I have recently conducted several tastings showing the contrast between Dom Pérignon Rosé 2003 and 2004. Our guests invariably notice the bold character of the 2003, and assume it must have a higher Pinot Noir proportion. They are as invariably surprised to learn it is the opposite! Regardless of the vintage or the share of red wine, our only commitment is to bring the red of Pinot Noir to life, naturally leading to the question: is Dom Pérignon Rosé actually red?
The 2000 vintage was a turning point for Dom Pérignon Rosé, and all the vintages since—2002, 2003 and 2004—follow in its steps to aim for a Dom Pérignon Rosé that becomes ever more singular and more red in character. Our quest to capture the essence of Pinot Noir is absolute: it is Dom Pérignon Rosé’s raison d’être.
To pay a worthy homage to Pinot Noir, we must cultivate it with a specific intent, by controlling its vigor to improve its concentration. To express all the facets of Pinot Noir, we must explore the greatest terroirs of Champagne. On the southern-facing slopes, the early maturity reveals itself through power in Aÿ, and elegance in Hautvillers. In the cooler climate of Bouzy, its fruitiness is vibrant and its delicate balance not easily captured. This principle finds its logical continuation during the harvest, to wait longer and further for the perfect moment giving us the color and aromatic palette we desire without an excess of tannins.
Our commitment to Pinot Noir continues during the winemaking: we vinify the Pinot Noir like a red wine, macerating juices with skins during alcoholic fermentation. This way we can extract all its character yet keep the ultimate goal of the assemblage in mind.

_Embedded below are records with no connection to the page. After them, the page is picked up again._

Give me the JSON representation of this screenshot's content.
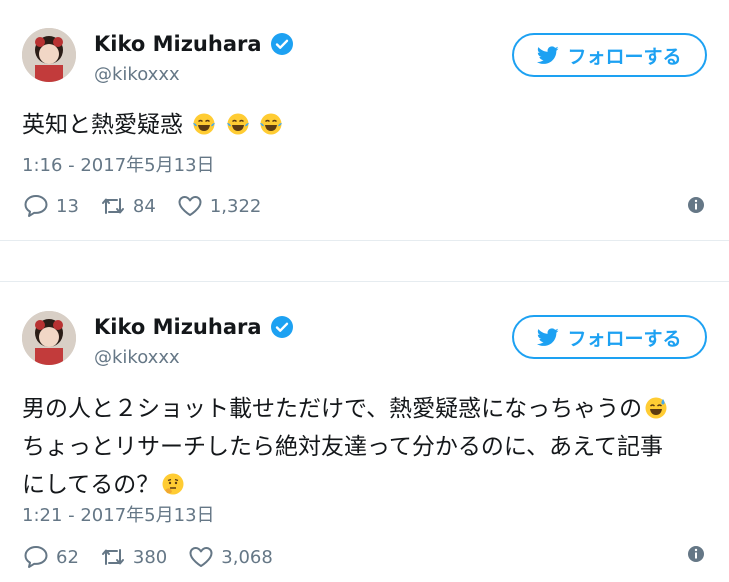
{
  "tweets": [
    {
      "display_name": "Kiko Mizuhara",
      "handle": "@kikoxxx",
      "follow_label": "フォローする",
      "text_lines": [
        "英知と熱愛疑惑"
      ],
      "emojis": [
        "face-with-tears-of-joy",
        "face-with-tears-of-joy",
        "face-with-tears-of-joy"
      ],
      "timestamp": "1:16 - 2017年5月13日",
      "replies": "13",
      "retweets": "84",
      "likes": "1,322"
    },
    {
      "display_name": "Kiko Mizuhara",
      "handle": "@kikoxxx",
      "follow_label": "フォローする",
      "text_lines": [
        "男の人と２ショット載せただけで、熱愛疑惑になっちゃうの",
        "ちょっとリサーチしたら絶対友達って分かるのに、あえて記事",
        "にしてるの？"
      ],
      "emojis": [
        "grinning-face-with-sweat",
        "thinking-face"
      ],
      "timestamp": "1:21 - 2017年5月13日",
      "replies": "62",
      "retweets": "380",
      "likes": "3,068"
    }
  ],
  "colors": {
    "accent": "#1da1f2",
    "muted": "#657786",
    "text": "#14171a",
    "divider": "#e6ecf0"
  }
}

The terroirs, the fruit, the character. The red of Pinot Noir knows no limits, no boundaries: it simply reflects the journey over a whole season in a specific cru. The assemblage must follow the new contours of the wine where the white pays homage to the red: thus we can reach the thrill of Pinot Noir.